EM 1110-2-1100 (Change 1)
31 Jul 03
Vertically-faced or steeply inclined structure usually built with timber and parallel to the shoreline, at or near the
beach crest, to resist erosion or mitigate against flooding.
A parcel or strip of land that is designed and designated to permanently remain vegetated in an undisturbed and
natural condition to protect an adjacent aquatic or wetland site from upland impacts, to provide habitat for wildlife and to
afford limited public access.
A structure or partition to retain or prevent sliding of the land. A secondary purpose is to protect the UPLAND
against damage from wave action.
Identical to apparent specific gravity, Ga = soil density density of water. "Apparent" means that the basis of
measurement is the total soil volume including voids, not just the individual soil particles.
Substantial lip or protuberance at the top of the seaward face of a wall, to deflect waves seaward.
A float; especially a floating object moored to the bottom, to mark a channel, anchor, shoal rock, etc. Some
common types include: a nun or nut buoy is conical in shape; a can buoy is squat and cylindrical above water and conical
below water; a spar buoy is a vertical, slender spar anchored at one end; a bell buoy, bearing a bell, runs mechanically or by
the action of waves, usually marks shoals or rocks; a whistling buoy, similarly operated, marks shoals or channel entrances; a

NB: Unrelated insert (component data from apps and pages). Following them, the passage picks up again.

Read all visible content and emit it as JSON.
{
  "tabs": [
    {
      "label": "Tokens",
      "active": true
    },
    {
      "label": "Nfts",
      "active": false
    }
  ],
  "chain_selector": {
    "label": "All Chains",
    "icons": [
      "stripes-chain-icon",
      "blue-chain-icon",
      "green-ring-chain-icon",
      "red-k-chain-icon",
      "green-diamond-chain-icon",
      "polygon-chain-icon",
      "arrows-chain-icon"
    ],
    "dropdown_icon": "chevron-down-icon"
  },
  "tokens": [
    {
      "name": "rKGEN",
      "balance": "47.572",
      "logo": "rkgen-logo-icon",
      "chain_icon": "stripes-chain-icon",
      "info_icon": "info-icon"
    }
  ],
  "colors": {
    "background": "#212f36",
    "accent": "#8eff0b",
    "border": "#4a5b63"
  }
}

dan buoy carries a pole with a flag or light on it.
The resultant of upward forces, exerted by the water on a submerged or floating body, equal to the weight of the
water displaced by this body.

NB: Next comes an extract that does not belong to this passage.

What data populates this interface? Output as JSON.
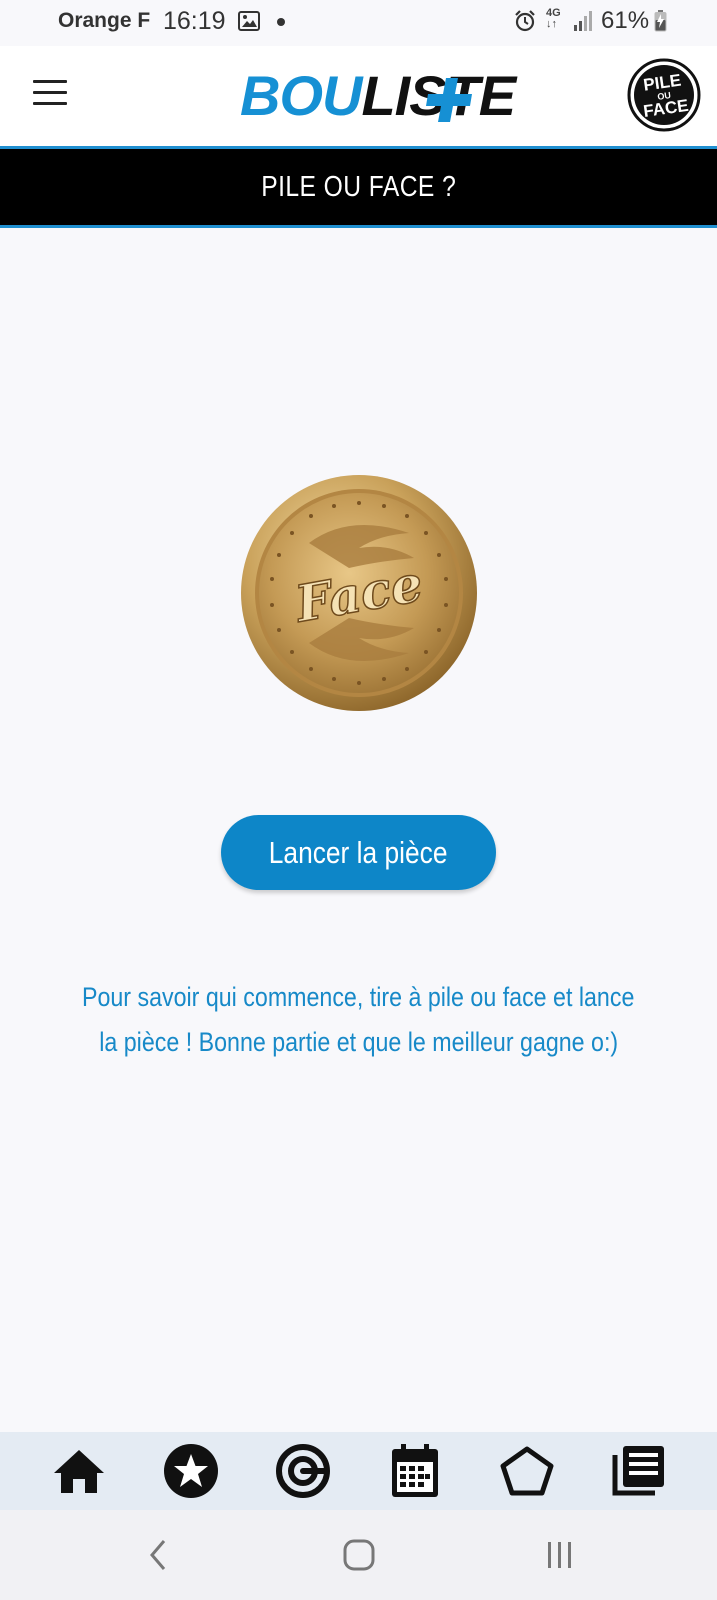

Hydraulic or mechanical movement of sand from the accreting updrift side to the eroding downdrift side of an inlet
or harbor entrance. The hydraulic movement may include natural movement as well as movement caused by man.
Appendix A Glossary of Coastal Terminology